In Praise of 3Blue1Brown

I’ve been talking about bloggers I admire this past week, in one way or the other. But when it comes to consuming audio and video content, I’m at a comparative disadvantage. I much prefer reading to listening or viewing – partly because I read much faster. The other reason, of course, is that my preference for reading very quickly becomes a vicious cycle. Because I’m better at reading than at listening or viewing, I read more, and as a consequence, I get even better at reading. And so on.

But that’s just me, of course. Other folks might have (and do have) different preferences. In fact, I’ve often been told that I really should be creating videos in addition to writing this blog. And I don’t disagree, not even one little bit, and for the following reasons:

  1. If my purpose behind writing on this blog is to help people learn better (and that very much is the case), I’m not doing a very good job if I’m not optimizing for the medium that people prefer
  2. Creating YouTube videos really forces you to hone in on the exact message. Writing blogs allows me to be lazy while writing, and I needn’t worry about length and conciseness. I know this is a bad habit, and one of my to-do’s is to get better at writing bogposts.
  3. Creating videos allows you to be much, much more creative.

But that last point is precisely why I haven’t gotten around to creating videos just yet. Well, that last reason combined with my talent for procrastination, but let’s not go down that road. Let us, instead, go down that first road, the non-procrastination one.

It comes down to (surprise, surprise) an economic concept. Specifically, complements and substitutes. It would be the easiest thing in the world to set up a camera in a class in which I am already teaching something, and put up that video on YouTube. And folks who might watch this recording are simply substituting physically attending my class for virtually attending it. Which is great, of course, and I’ve have enjoyed watching videos that use this technique created by other folks.

But there are other videos on YouTube that don’t just substitute for the real world. The creator treats the format (video) as a complement to his content. The video is not a substitute for the physical classroom, it is a complement to what the creator is saying. And if you want to understand what that really means, try the following. Pick a math textbook of your choice, and try to understand linear algebra. Then watch Grant Sanderson weave his magic on the same subject.

And sure, maybe I was taught the subject badly in college. But even with a really good teacher and/or a really good math textbook in college, I cannot imagine not falling in love with the way Grant teaches us linear algebra. If you’ve watched even one of the videos in that series (and I really do hope you will watch all of them), I think you’ll agree that he comfortably ticks all of the boxes in my little list above.

And there’s so much to admire with all of his videos. The little “pi’s”, the music, his voice (an underrated part of what makes him such a good teacher. His pauses, his inflections and modulations, the pace at which he talks, all are always perfect), and the animations all end up making his videos so much better. And the content itself, and the insane amount of both coding and thinking that must go into each of them, is a whole other story.

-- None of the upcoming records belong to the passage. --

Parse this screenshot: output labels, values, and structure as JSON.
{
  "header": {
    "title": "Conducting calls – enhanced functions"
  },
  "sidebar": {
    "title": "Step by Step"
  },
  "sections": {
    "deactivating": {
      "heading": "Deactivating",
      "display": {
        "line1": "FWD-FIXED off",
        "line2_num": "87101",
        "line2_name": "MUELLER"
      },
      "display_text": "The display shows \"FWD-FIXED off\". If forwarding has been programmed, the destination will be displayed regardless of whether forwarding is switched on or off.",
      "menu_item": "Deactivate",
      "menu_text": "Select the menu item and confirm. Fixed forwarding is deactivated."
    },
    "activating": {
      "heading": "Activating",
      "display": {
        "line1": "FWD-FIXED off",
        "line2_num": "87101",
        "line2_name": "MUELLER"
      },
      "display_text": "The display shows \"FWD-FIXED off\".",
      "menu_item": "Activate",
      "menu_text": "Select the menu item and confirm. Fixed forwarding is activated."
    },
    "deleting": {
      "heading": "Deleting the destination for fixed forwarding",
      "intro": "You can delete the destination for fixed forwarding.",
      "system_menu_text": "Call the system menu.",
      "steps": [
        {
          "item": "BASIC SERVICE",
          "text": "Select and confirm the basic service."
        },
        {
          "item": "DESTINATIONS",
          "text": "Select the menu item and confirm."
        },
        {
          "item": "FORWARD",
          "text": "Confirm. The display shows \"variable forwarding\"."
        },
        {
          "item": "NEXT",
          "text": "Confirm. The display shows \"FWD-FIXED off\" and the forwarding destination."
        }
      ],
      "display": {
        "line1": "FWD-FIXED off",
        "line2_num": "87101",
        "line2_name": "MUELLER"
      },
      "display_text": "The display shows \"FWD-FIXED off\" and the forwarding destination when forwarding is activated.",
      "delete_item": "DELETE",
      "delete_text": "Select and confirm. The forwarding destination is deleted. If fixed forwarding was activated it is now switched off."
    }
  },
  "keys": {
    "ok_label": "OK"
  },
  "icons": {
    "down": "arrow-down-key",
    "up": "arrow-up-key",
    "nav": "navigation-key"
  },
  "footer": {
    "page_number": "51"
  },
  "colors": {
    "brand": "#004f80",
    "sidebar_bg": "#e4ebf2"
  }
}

My personal favorites from the channel are the Linear Algebra series, and the series on calculus. And as someone who teaches statistics, his video on Bayes Theorem is also fantastic. But let me be clear, these are simply the ones that resonated the most strongly with me. All of 3Blue1Brown’s videos that I have seen are fantastic. All. Every single one of them.

And if you left school/college with a slight dislike for mathematics (as I did), you couldn’t do yourself a better favor then spending a little bit of time everyday watching 3Blue1Brown’s videos. And if you are in love with mathematics (as I now am), you don’t need me to tell you to go watch his videos, now do you?

Grant, thank you very much for your work!